What do Rolex, Lego and Hallmark have in common? According to 2017 data from the Reputation Industry, they’re three of the five most reputable companies in America. Their placement is a combination of nostalgia, corporate responsibility and a willingness to focus on reputation strength.
Today’s online shoppers have a considerable hold on brands. From small and medium-sized businesses to large corporations, the power of social media and online review sites has meant a distinct shift in power to consumers when it comes to brand reputations. Customers are now powerful enough to make or break companies via their online feedback.
Brands are increasingly waking up to this new reality and doubling down on reputation monitoring and management as an essential component of their growth strategy. Failure to engage in reputation management can be disastrous for brands, regardless of their business’ size. The ability to successfully build a strong brand reputation comes down to a number of factors:
How open your business is with consumers and vendors, both with good news and bad?
How does your business give back to the community and contribute to making the world a better place, even if just in a small way?
Can consumers and business partners trust your company, both in the quality of products/services you offer and your brand communications?
Does your company’s branding make the public feel better/want to do better/think better of your business?
Staff Treatment And Happiness
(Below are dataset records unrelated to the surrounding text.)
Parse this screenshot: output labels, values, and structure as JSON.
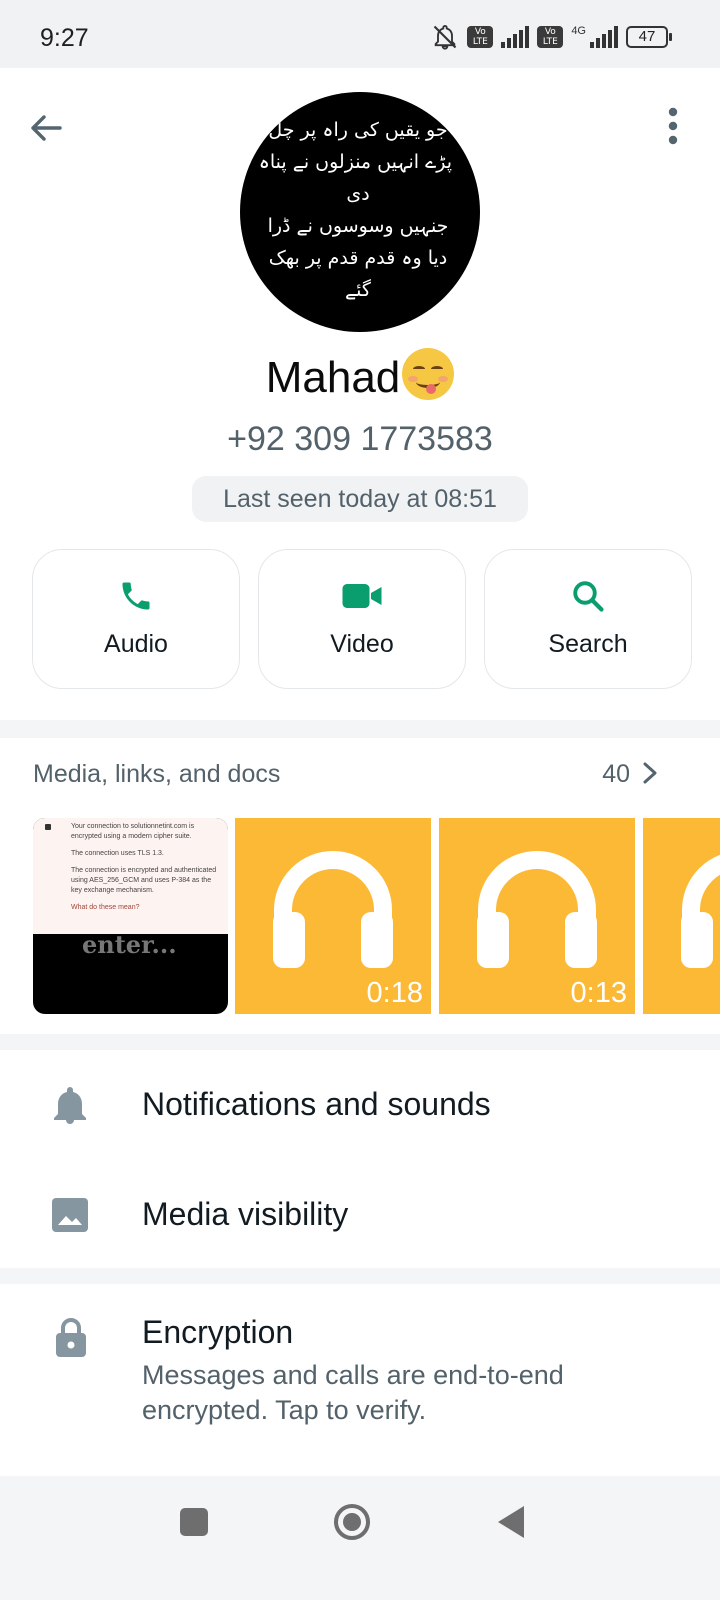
{
  "status_bar": {
    "time": "9:27",
    "volte_1": "Vo LTE",
    "volte_2": "Vo LTE",
    "network": "4G",
    "battery": "47",
    "icons": [
      "bell-off-icon",
      "signal-icon",
      "signal-icon",
      "battery-icon"
    ]
  },
  "header": {
    "back_icon": "arrow-left-icon",
    "menu_icon": "more-vertical-icon"
  },
  "profile": {
    "avatar_lines": [
      "جو یقیں کی راہ پر چل",
      "پڑے انہیں منزلوں نے پناہ",
      "دی",
      "جنہیں  وسوسوں  نے ڈرا",
      "دیا وہ قدم  قدم پر بھک",
      "گئے"
    ],
    "name": "Mahad",
    "name_emoji": "face-savoring-food-emoji",
    "phone": "+92 309 1773583",
    "last_seen": "Last seen today at 08:51"
  },
  "actions": [
    {
      "label": "Audio",
      "icon": "phone-icon"
    },
    {
      "label": "Video",
      "icon": "video-camera-icon"
    },
    {
      "label": "Search",
      "icon": "search-icon"
    }
  ],
  "media": {
    "heading": "Media, links, and docs",
    "count": "40",
    "screenshot_text": {
      "line1": "Your connection to solutionnetint.com is encrypted  using a modern cipher suite.",
      "line2": "The connection uses TLS 1.3.",
      "line3": "The connection is encrypted and authenticated using AES_256_GCM and uses P-384 as the key exchange mechanism.",
      "link": "What do these mean?",
      "overlay": "enter..."
    },
    "audio_items": [
      {
        "duration": "0:18",
        "icon": "headphones-icon"
      },
      {
        "duration": "0:13",
        "icon": "headphones-icon"
      }
    ]
  },
  "settings": {
    "notifications": "Notifications and sounds",
    "media_visibility": "Media visibility"
  },
  "encryption": {
    "title": "Encryption",
    "subtitle": "Messages and calls are end-to-end encrypted. Tap to verify."
  },
  "colors": {
    "accent": "#0a9e6e",
    "audio_thumb": "#fbb936",
    "secondary_text": "#53616a"
  }
}
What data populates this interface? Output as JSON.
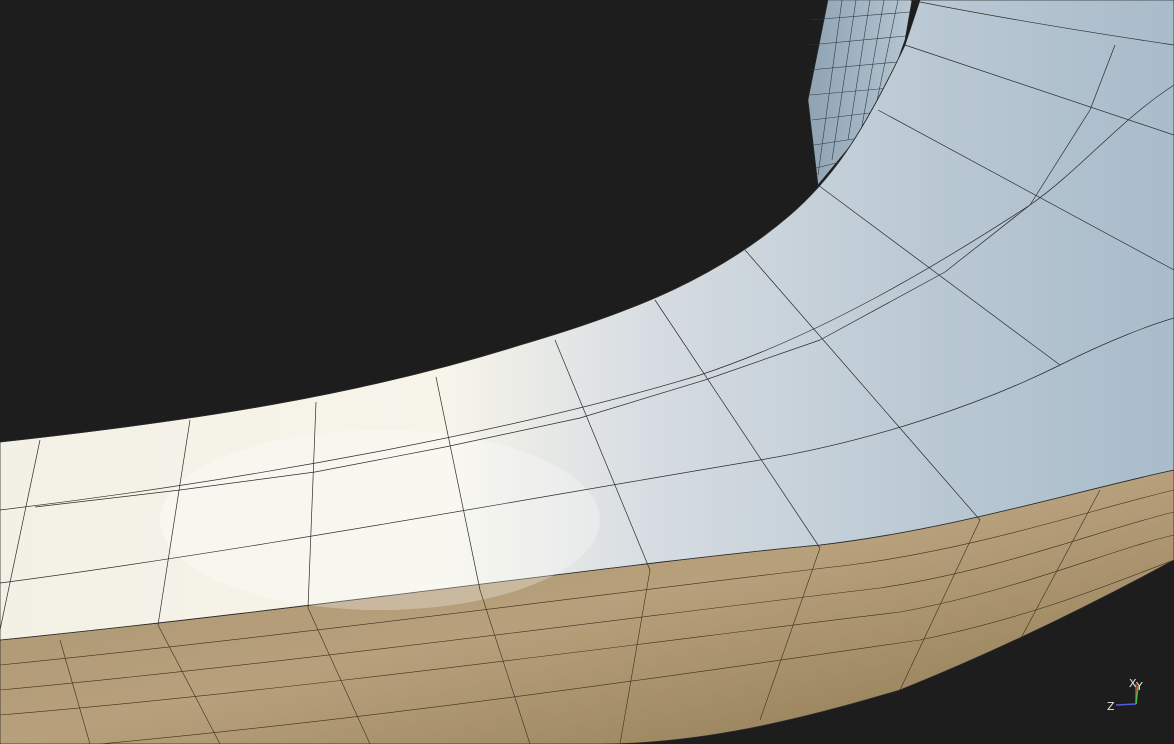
{
  "app": {
    "view": "3d-viewport",
    "background_color": "#1d1d1d",
    "wireframe_overlay": true
  },
  "scene": {
    "object": "curved-wall-mesh",
    "top_face_material": "light-grey-plaster",
    "side_face_material": "tan-wood",
    "colors": {
      "top_face_light": "#f4f2e8",
      "top_face_mid": "#cfd6dc",
      "top_face_shadow": "#9fb3c2",
      "side_face_light": "#b8a07a",
      "side_face_dark": "#6e5c3e",
      "wire": "#2a2a2a"
    }
  },
  "gizmo": {
    "x_label": "X",
    "y_label": "Y",
    "z_label": "Z",
    "x_color": "#d04040",
    "y_color": "#40c040",
    "z_color": "#5060e0"
  }
}
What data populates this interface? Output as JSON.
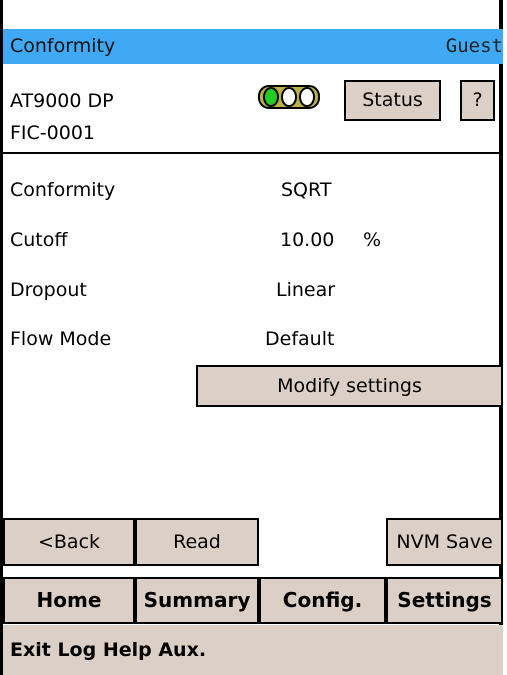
{
  "header": {
    "title": "Conformity",
    "user": "Guest"
  },
  "device": {
    "model": "AT9000 DP",
    "tag": "FIC-0001"
  },
  "toolbar": {
    "status_label": "Status",
    "help_label": "?"
  },
  "fields": [
    {
      "label": "Conformity",
      "value": "SQRT"
    },
    {
      "label": "Cutoff",
      "value": "10.00",
      "unit": "%"
    },
    {
      "label": "Dropout",
      "value": "Linear"
    },
    {
      "label": "Flow Mode",
      "value": "Default"
    }
  ],
  "actions": {
    "modify_label": "Modify settings",
    "back_label": "<Back",
    "read_label": "Read",
    "nvm_save_label": "NVM Save"
  },
  "tabs": [
    "Home",
    "Summary",
    "Config.",
    "Settings"
  ],
  "footer": {
    "menu": "Exit Log Help Aux."
  },
  "colors": {
    "titlebar": "#3fa9f5",
    "button": "#dccfc5",
    "indicator_active": "#22cc22"
  }
}
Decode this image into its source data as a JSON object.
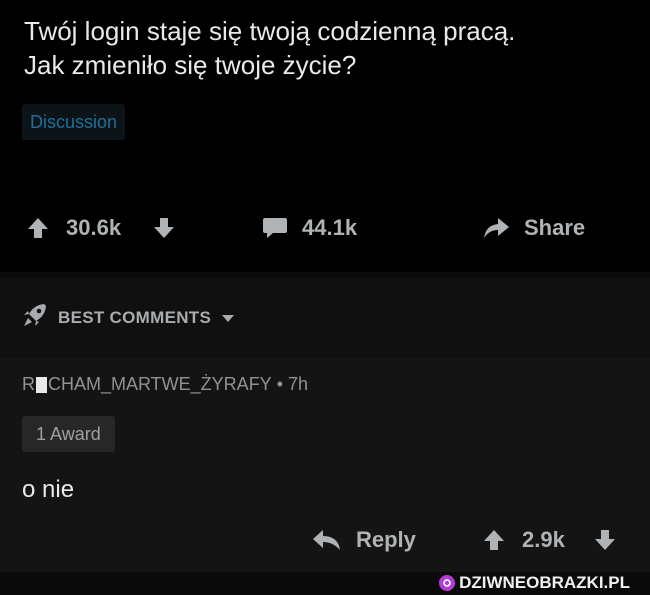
{
  "post": {
    "title": "Twój login staje się twoją codzienną pracą.\nJak zmieniło się twoje życie?",
    "flair": "Discussion",
    "upvotes": "30.6k",
    "comments": "44.1k",
    "share_label": "Share"
  },
  "sort": {
    "label": "BEST COMMENTS"
  },
  "comment": {
    "author_prefix": "R",
    "author_rest": "CHAM_MARTWE_ŻYRAFY",
    "meta": " • 7h",
    "award": "1 Award",
    "body": "o nie",
    "reply_label": "Reply",
    "score": "2.9k"
  },
  "watermark": {
    "text": "DZIWNEOBRAZKI.PL"
  },
  "colors": {
    "background": "#000000",
    "flair_text": "#1f6f9a",
    "icon": "#b0b3b5",
    "watermark_logo": "#b23cd6"
  }
}
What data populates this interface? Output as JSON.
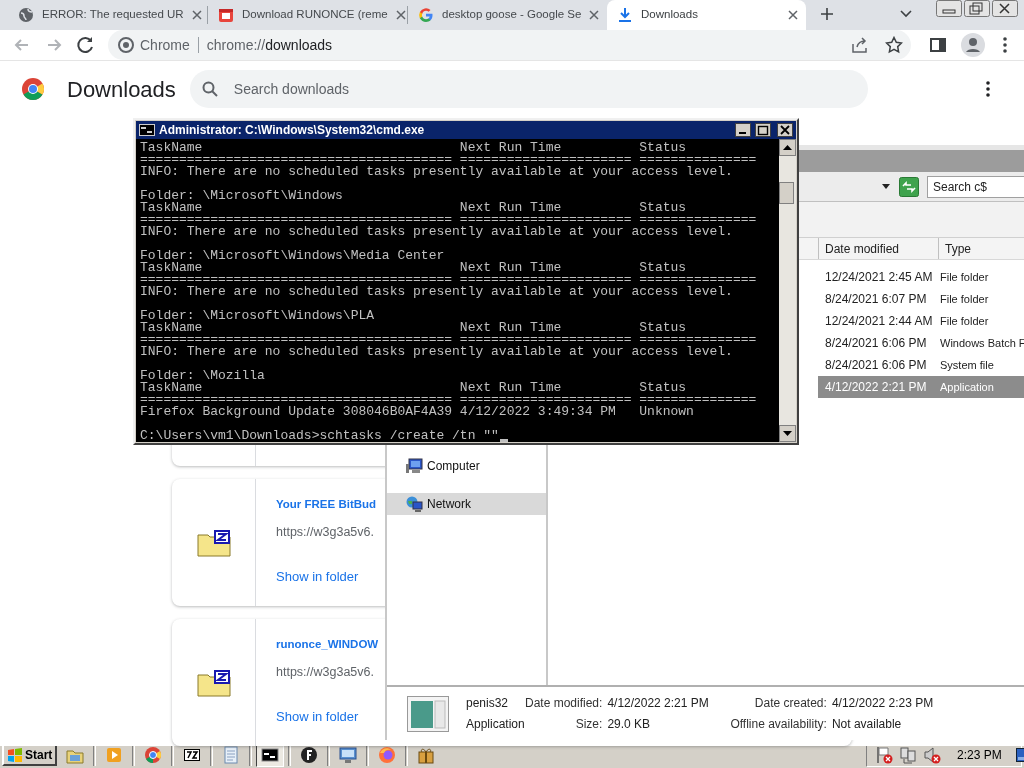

Are you treating your staff with respect and fairness, or does your company have a public facade and an entirely different persona when it comes to staff treatment?